When a line in the entries contains the word "Ctrl", copy that line in full.

====================

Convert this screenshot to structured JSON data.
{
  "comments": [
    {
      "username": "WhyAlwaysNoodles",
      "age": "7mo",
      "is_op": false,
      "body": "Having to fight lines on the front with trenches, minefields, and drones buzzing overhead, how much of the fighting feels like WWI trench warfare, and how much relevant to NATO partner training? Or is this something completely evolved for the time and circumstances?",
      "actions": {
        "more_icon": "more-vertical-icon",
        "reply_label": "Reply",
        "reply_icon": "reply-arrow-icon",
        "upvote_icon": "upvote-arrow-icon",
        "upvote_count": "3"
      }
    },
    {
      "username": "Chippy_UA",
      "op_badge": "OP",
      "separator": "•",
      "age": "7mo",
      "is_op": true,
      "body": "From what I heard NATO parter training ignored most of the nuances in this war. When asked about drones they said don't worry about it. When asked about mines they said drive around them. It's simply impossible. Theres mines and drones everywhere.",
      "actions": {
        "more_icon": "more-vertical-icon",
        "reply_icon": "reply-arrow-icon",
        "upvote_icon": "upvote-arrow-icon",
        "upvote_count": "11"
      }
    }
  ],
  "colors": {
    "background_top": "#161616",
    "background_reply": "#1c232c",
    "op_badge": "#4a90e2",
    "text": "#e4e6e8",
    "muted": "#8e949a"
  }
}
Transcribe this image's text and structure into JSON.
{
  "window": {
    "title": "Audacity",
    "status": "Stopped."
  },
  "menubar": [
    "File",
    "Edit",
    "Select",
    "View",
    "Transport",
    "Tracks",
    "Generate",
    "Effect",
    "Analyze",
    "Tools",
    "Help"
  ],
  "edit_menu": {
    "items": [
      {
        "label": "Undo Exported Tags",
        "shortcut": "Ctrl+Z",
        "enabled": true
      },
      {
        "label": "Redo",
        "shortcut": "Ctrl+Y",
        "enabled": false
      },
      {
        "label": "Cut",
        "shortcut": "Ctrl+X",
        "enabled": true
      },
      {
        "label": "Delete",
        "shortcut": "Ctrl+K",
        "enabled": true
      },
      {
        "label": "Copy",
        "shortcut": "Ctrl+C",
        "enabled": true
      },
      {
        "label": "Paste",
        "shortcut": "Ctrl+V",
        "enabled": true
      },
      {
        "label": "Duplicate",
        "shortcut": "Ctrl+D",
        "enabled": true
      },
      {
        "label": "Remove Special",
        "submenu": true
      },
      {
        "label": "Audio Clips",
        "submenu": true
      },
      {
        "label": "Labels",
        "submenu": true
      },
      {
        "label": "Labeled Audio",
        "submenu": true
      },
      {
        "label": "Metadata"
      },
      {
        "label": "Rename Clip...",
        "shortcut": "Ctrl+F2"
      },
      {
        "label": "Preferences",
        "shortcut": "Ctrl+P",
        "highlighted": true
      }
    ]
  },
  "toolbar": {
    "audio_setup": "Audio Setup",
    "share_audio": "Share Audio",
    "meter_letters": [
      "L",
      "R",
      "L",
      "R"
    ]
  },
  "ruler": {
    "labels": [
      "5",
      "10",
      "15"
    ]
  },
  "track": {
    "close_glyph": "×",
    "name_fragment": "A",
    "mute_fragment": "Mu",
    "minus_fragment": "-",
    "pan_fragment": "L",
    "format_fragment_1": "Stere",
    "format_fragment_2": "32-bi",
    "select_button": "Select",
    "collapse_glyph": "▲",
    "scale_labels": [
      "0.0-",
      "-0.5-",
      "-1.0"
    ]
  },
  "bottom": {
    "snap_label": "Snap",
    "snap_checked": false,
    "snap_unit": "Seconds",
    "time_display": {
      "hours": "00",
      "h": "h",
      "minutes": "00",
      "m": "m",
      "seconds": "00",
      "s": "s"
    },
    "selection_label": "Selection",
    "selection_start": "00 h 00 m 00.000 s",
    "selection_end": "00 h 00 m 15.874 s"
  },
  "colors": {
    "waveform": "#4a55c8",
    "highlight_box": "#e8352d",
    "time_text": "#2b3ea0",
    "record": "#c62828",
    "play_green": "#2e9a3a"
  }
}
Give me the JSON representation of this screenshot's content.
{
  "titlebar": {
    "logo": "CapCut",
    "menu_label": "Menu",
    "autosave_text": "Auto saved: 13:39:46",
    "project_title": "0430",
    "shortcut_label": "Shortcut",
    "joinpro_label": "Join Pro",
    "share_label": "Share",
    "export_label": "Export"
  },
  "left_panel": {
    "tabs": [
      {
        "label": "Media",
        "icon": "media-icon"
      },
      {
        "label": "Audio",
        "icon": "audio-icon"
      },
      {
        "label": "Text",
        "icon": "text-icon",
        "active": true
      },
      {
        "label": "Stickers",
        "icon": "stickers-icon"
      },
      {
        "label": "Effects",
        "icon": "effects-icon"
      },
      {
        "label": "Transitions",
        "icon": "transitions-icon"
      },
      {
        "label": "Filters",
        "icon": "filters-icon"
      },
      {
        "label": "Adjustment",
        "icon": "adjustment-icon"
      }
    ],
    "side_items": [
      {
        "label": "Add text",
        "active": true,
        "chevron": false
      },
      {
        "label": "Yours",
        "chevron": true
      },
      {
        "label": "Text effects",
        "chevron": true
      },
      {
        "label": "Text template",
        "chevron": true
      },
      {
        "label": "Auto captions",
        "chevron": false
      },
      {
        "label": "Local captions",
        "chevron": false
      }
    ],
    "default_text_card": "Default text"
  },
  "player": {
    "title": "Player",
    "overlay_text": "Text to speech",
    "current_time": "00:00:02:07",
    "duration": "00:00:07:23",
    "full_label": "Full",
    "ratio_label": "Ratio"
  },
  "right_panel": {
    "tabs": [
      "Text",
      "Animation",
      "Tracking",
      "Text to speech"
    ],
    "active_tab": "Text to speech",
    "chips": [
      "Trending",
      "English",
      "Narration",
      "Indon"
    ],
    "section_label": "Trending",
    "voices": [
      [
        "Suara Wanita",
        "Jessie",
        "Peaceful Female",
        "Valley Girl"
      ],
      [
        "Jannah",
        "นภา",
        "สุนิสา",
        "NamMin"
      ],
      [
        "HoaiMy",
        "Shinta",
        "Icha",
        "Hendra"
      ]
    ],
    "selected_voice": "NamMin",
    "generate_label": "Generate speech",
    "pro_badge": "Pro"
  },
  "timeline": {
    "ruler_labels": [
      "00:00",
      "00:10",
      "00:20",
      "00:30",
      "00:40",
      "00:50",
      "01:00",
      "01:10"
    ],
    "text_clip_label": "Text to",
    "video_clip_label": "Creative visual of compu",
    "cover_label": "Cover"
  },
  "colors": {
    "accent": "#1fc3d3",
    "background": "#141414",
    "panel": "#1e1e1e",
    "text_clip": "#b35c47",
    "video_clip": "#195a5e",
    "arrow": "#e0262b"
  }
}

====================

* _RESULT_
        "shortcut": "Ctrl+Z",
        "shortcut": "Ctrl+Y",
        "shortcut": "Ctrl+X",
        "shortcut": "Ctrl+K",
        "shortcut": "Ctrl+C",
        "shortcut": "Ctrl+V",
        "shortcut": "Ctrl+D",
        "shortcut": "Ctrl+F2"
        "shortcut": "Ctrl+P",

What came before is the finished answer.